EXERCISE REQUIREMENTS - Your task is to copy all of the data exactly.

Interface dataset entries
=== Section Start ===

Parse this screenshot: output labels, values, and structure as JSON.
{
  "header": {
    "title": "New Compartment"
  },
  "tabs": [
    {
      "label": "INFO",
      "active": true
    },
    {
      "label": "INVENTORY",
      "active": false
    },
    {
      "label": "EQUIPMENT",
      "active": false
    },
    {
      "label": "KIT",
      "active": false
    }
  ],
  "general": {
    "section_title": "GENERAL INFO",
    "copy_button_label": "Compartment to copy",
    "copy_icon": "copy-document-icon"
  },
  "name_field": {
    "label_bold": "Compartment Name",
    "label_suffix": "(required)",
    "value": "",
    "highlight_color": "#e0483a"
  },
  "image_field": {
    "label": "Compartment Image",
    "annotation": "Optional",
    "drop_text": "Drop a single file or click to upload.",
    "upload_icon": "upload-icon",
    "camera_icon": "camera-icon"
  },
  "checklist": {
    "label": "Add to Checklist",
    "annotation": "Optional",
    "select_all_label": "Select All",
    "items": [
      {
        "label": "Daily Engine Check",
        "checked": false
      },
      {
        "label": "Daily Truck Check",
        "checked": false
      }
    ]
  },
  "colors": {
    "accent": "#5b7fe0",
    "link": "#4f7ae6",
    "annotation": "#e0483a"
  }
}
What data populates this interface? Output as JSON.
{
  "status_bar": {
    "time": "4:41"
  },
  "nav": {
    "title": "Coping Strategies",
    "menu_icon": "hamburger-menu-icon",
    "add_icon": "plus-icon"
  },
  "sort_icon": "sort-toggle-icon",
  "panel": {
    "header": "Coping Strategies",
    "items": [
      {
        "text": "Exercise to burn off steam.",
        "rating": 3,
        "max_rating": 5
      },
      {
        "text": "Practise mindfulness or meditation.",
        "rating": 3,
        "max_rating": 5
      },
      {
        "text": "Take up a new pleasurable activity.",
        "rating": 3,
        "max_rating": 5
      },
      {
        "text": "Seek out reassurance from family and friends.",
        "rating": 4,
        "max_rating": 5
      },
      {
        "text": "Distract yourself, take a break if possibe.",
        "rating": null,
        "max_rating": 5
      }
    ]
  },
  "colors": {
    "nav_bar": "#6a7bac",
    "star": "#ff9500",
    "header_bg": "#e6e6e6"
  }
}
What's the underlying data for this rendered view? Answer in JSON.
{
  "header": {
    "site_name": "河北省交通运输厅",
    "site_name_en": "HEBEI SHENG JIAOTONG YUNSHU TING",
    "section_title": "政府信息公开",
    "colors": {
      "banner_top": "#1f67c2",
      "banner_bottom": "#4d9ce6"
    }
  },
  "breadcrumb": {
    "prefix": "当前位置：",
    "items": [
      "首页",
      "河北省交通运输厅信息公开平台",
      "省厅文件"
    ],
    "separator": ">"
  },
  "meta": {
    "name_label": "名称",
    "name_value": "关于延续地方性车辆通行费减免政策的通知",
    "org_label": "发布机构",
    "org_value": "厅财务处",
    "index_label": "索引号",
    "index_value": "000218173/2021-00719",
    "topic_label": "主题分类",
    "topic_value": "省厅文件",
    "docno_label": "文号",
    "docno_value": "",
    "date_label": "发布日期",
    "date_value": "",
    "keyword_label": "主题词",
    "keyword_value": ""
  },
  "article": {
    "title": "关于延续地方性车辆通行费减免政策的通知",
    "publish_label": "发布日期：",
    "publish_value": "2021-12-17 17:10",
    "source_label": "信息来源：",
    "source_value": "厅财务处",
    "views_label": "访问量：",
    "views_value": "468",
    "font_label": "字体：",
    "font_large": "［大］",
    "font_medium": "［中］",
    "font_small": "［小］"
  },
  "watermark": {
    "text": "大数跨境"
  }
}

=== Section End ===

SOLUTION TO THIS PROBLEM -
Parse this screenshot: output labels, values, and structure as JSON.
{
  "header": {
    "title": "New Compartment"
  },
  "tabs": [
    {
      "label": "INFO",
      "active": true
    },
    {
      "label": "INVENTORY",
      "active": false
    },
    {
      "label": "EQUIPMENT",
      "active": false
    },
    {
      "label": "KIT",
      "active": false
    }
  ],
  "general": {
    "section_title": "GENERAL INFO",
    "copy_button_label": "Compartment to copy",
    "copy_icon": "copy-document-icon"
  },
  "name_field": {
    "label_bold": "Compartment Name",
    "label_suffix": "(required)",
    "value": "",
    "highlight_color": "#e0483a"
  },
  "image_field": {
    "label": "Compartment Image",
    "annotation": "Optional",
    "drop_text": "Drop a single file or click to upload.",
    "upload_icon": "upload-icon",
    "camera_icon": "camera-icon"
  },
  "checklist": {
    "label": "Add to Checklist",
    "annotation": "Optional",
    "select_all_label": "Select All",
    "items": [
      {
        "label": "Daily Engine Check",
        "checked": false
      },
      {
        "label": "Daily Truck Check",
        "checked": false
      }
    ]
  },
  "colors": {
    "accent": "#5b7fe0",
    "link": "#4f7ae6",
    "annotation": "#e0483a"
  }
}
What data populates this interface? Output as JSON.
{
  "status_bar": {
    "time": "4:41"
  },
  "nav": {
    "title": "Coping Strategies",
    "menu_icon": "hamburger-menu-icon",
    "add_icon": "plus-icon"
  },
  "sort_icon": "sort-toggle-icon",
  "panel": {
    "header": "Coping Strategies",
    "items": [
      {
        "text": "Exercise to burn off steam.",
        "rating": 3,
        "max_rating": 5
      },
      {
        "text": "Practise mindfulness or meditation.",
        "rating": 3,
        "max_rating": 5
      },
      {
        "text": "Take up a new pleasurable activity.",
        "rating": 3,
        "max_rating": 5
      },
      {
        "text": "Seek out reassurance from family and friends.",
        "rating": 4,
        "max_rating": 5
      },
      {
        "text": "Distract yourself, take a break if possibe.",
        "rating": null,
        "max_rating": 5
      }
    ]
  },
  "colors": {
    "nav_bar": "#6a7bac",
    "star": "#ff9500",
    "header_bg": "#e6e6e6"
  }
}
What's the underlying data for this rendered view? Answer in JSON.
{
  "header": {
    "site_name": "河北省交通运输厅",
    "site_name_en": "HEBEI SHENG JIAOTONG YUNSHU TING",
    "section_title": "政府信息公开",
    "colors": {
      "banner_top": "#1f67c2",
      "banner_bottom": "#4d9ce6"
    }
  },
  "breadcrumb": {
    "prefix": "当前位置：",
    "items": [
      "首页",
      "河北省交通运输厅信息公开平台",
      "省厅文件"
    ],
    "separator": ">"
  },
  "meta": {
    "name_label": "名称",
    "name_value": "关于延续地方性车辆通行费减免政策的通知",
    "org_label": "发布机构",
    "org_value": "厅财务处",
    "index_label": "索引号",
    "index_value": "000218173/2021-00719",
    "topic_label": "主题分类",
    "topic_value": "省厅文件",
    "docno_label": "文号",
    "docno_value": "",
    "date_label": "发布日期",
    "date_value": "",
    "keyword_label": "主题词",
    "keyword_value": ""
  },
  "article": {
    "title": "关于延续地方性车辆通行费减免政策的通知",
    "publish_label": "发布日期：",
    "publish_value": "2021-12-17 17:10",
    "source_label": "信息来源：",
    "source_value": "厅财务处",
    "views_label": "访问量：",
    "views_value": "468",
    "font_label": "字体：",
    "font_large": "［大］",
    "font_medium": "［中］",
    "font_small": "［小］"
  },
  "watermark": {
    "text": "大数跨境"
  }
}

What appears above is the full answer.